▶ _Task instructions_:
Copy, from the material below, each line where "JSON" shows up.

▶ _Supplied material_:
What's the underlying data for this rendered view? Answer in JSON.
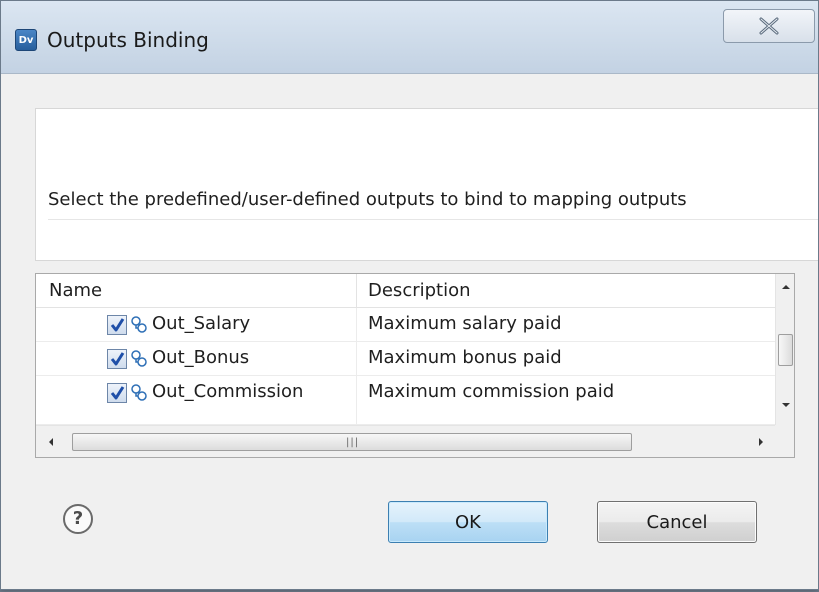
{
  "window": {
    "title": "Outputs Binding",
    "app_icon_text": "Dv"
  },
  "header": {
    "message": "Select the predefined/user-defined outputs to bind to mapping outputs"
  },
  "table": {
    "columns": [
      "Name",
      "Description"
    ],
    "rows": [
      {
        "name": "Out_Salary",
        "description": "Maximum salary paid",
        "checked": true
      },
      {
        "name": "Out_Bonus",
        "description": "Maximum bonus paid",
        "checked": true
      },
      {
        "name": "Out_Commission",
        "description": "Maximum commission paid",
        "checked": true
      }
    ]
  },
  "buttons": {
    "ok_label": "OK",
    "cancel_label": "Cancel"
  },
  "icons": {
    "help": "question-mark-icon",
    "close": "close-icon",
    "variable": "variable-icon",
    "checkbox": "checkmark-icon"
  },
  "colors": {
    "ok_border": "#3c7fb1",
    "check_blue": "#1f4fa8",
    "variable_blue": "#2e6fb6"
  }
}
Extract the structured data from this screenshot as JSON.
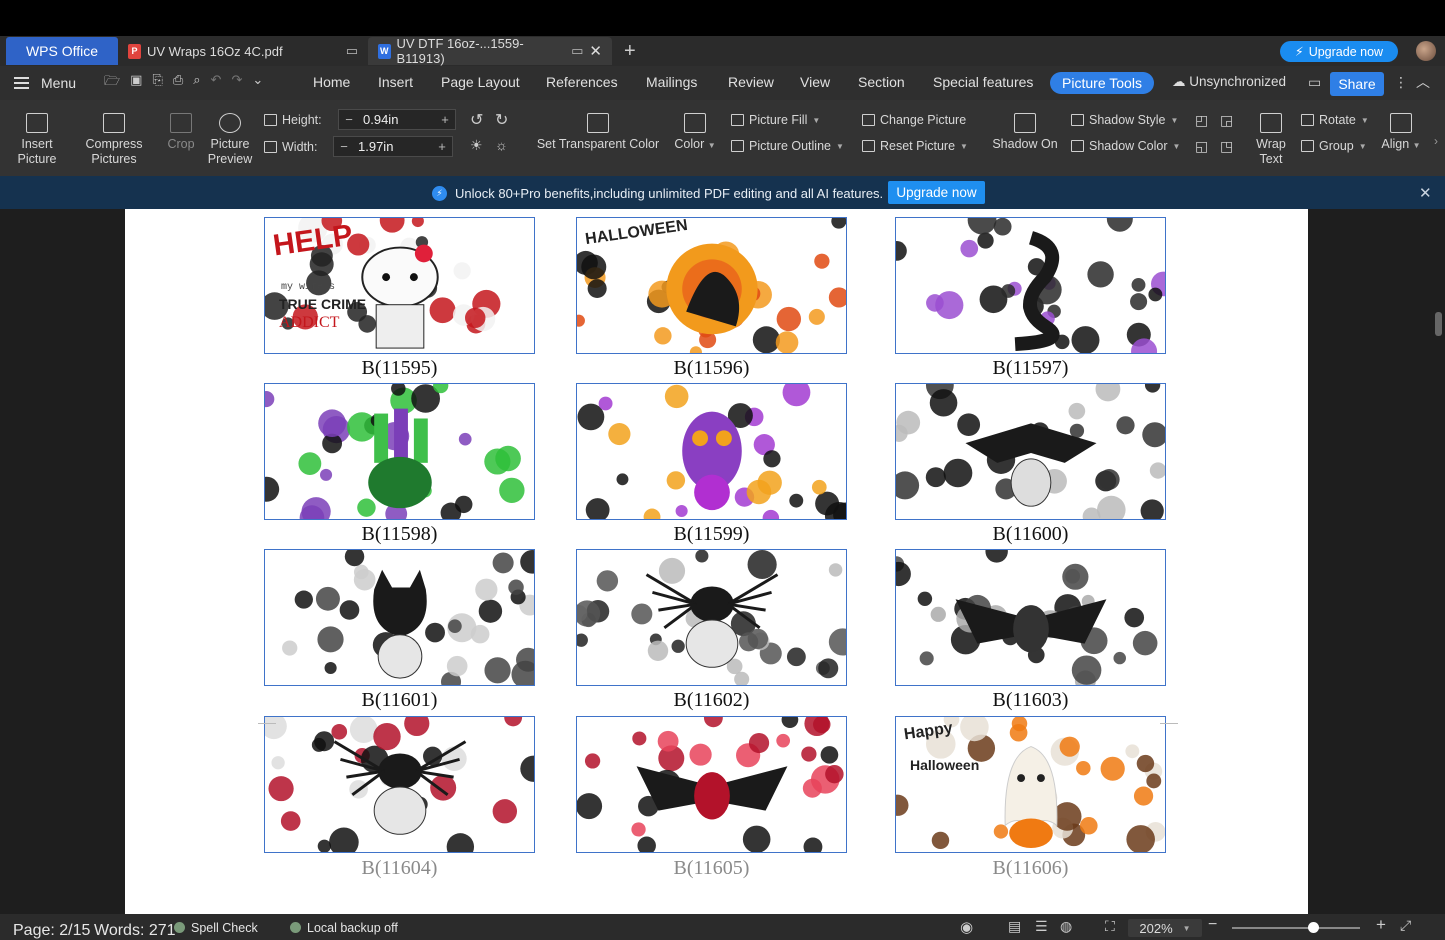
{
  "tabs": {
    "app": "WPS Office",
    "doc1": "UV Wraps 16Oz  4C.pdf",
    "doc2": "UV DTF 16oz-...1559-B11913)",
    "upgrade": "Upgrade now"
  },
  "menu": {
    "menu_label": "Menu",
    "items": [
      "Home",
      "Insert",
      "Page Layout",
      "References",
      "Mailings",
      "Review",
      "View",
      "Section",
      "Special features"
    ],
    "active": "Picture Tools",
    "unsync": "Unsynchronized",
    "share": "Share"
  },
  "ribbon": {
    "insert_picture": "Insert\nPicture",
    "compress": "Compress\nPictures",
    "crop": "Crop",
    "preview": "Picture\nPreview",
    "height_label": "Height:",
    "height_value": "0.94in",
    "width_label": "Width:",
    "width_value": "1.97in",
    "transparent": "Set Transparent Color",
    "color": "Color",
    "picture_fill": "Picture Fill",
    "picture_outline": "Picture Outline",
    "change_picture": "Change Picture",
    "reset_picture": "Reset Picture",
    "shadow_on": "Shadow On",
    "shadow_style": "Shadow Style",
    "shadow_color": "Shadow Color",
    "wrap_text": "Wrap\nText",
    "rotate": "Rotate",
    "group": "Group",
    "align": "Align"
  },
  "promo": {
    "text": "Unlock 80+Pro benefits,including unlimited PDF editing and all AI features.",
    "button": "Upgrade now"
  },
  "images": [
    {
      "label": "B(11595)",
      "theme": "kitty-crime",
      "text": "HELP",
      "sub": "TRUE CRIME",
      "sub2": "ADDICT",
      "small": "my wife's"
    },
    {
      "label": "B(11596)",
      "theme": "halloween-raven",
      "text": "HALLOWEEN"
    },
    {
      "label": "B(11597)",
      "theme": "cobra-roses"
    },
    {
      "label": "B(11598)",
      "theme": "witch-potions"
    },
    {
      "label": "B(11599)",
      "theme": "owl-roses"
    },
    {
      "label": "B(11600)",
      "theme": "eagle-skull"
    },
    {
      "label": "B(11601)",
      "theme": "cat-skull"
    },
    {
      "label": "B(11602)",
      "theme": "spider-skull"
    },
    {
      "label": "B(11603)",
      "theme": "bat-mono"
    },
    {
      "label": "B(11604)",
      "theme": "spider-red"
    },
    {
      "label": "B(11605)",
      "theme": "bat-red"
    },
    {
      "label": "B(11606)",
      "theme": "ghost-pumpkin",
      "text": "Happy",
      "sub": "Halloween"
    }
  ],
  "colors": {
    "accent": "#2f7fe6",
    "frame": "#3f73c9",
    "promo_bg": "#15324f"
  },
  "status": {
    "page": "Page: 2/15",
    "words": "Words: 271",
    "spell": "Spell Check",
    "backup": "Local backup off",
    "zoom": "202%"
  }
}
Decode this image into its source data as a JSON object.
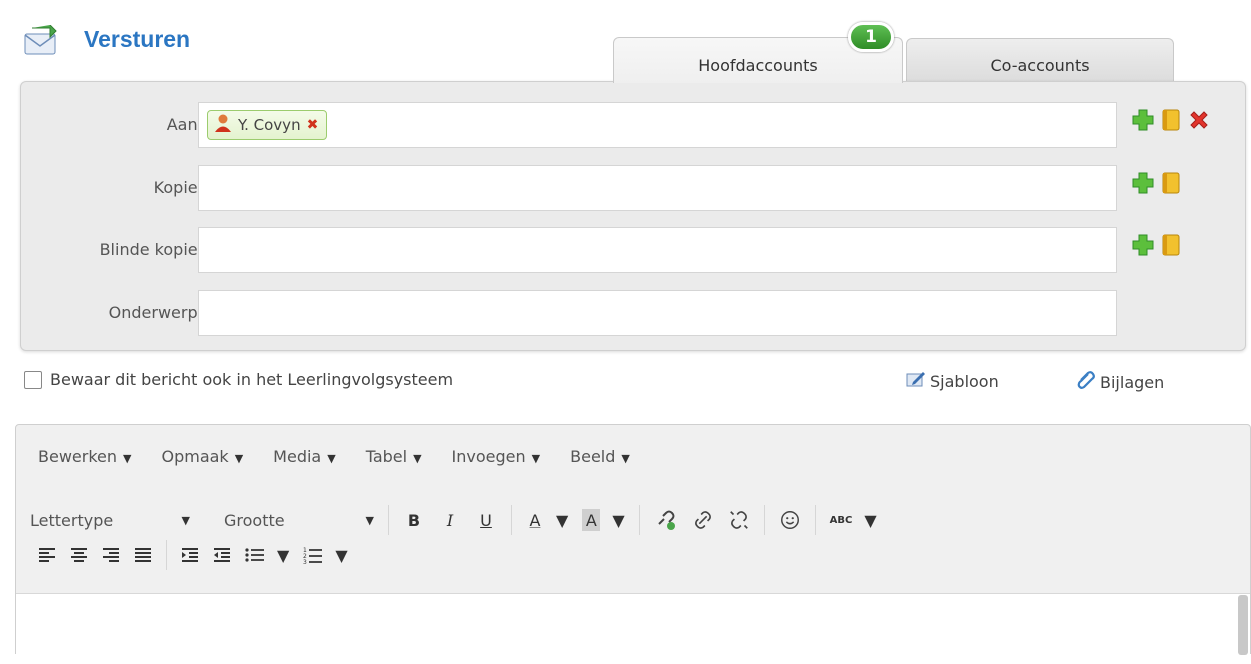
{
  "header": {
    "title": "Versturen",
    "icon": "envelope-send-icon"
  },
  "tabs": [
    {
      "label": "Hoofdaccounts",
      "active": true
    },
    {
      "label": "Co-accounts",
      "active": false
    }
  ],
  "badge": {
    "count": "1"
  },
  "form": {
    "to_label": "Aan:",
    "recipient": "Y. Covyn",
    "cc_label": "Kopie:",
    "bcc_label": "Blinde kopie:",
    "subject_label": "Onderwerp:"
  },
  "options": {
    "save_label": "Bewaar dit bericht ook in het Leerlingvolgsysteem",
    "template_label": "Sjabloon",
    "attachments_label": "Bijlagen"
  },
  "editor": {
    "menus": [
      "Bewerken",
      "Opmaak",
      "Media",
      "Tabel",
      "Invoegen",
      "Beeld"
    ],
    "font_family": "Lettertype",
    "font_size": "Grootte",
    "bold": "B",
    "italic": "I",
    "underline": "U",
    "text_color": "A",
    "bg_color": "A",
    "spellcheck": "ABC"
  },
  "colors": {
    "accent": "#2b76c2",
    "badge": "#3a9a31"
  }
}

▶ _Task response_:
What's the underlying data for this rendered view? Answer in JSON.
Extract the structured data from this screenshot as JSON.
Decode this image into its source data as a JSON object.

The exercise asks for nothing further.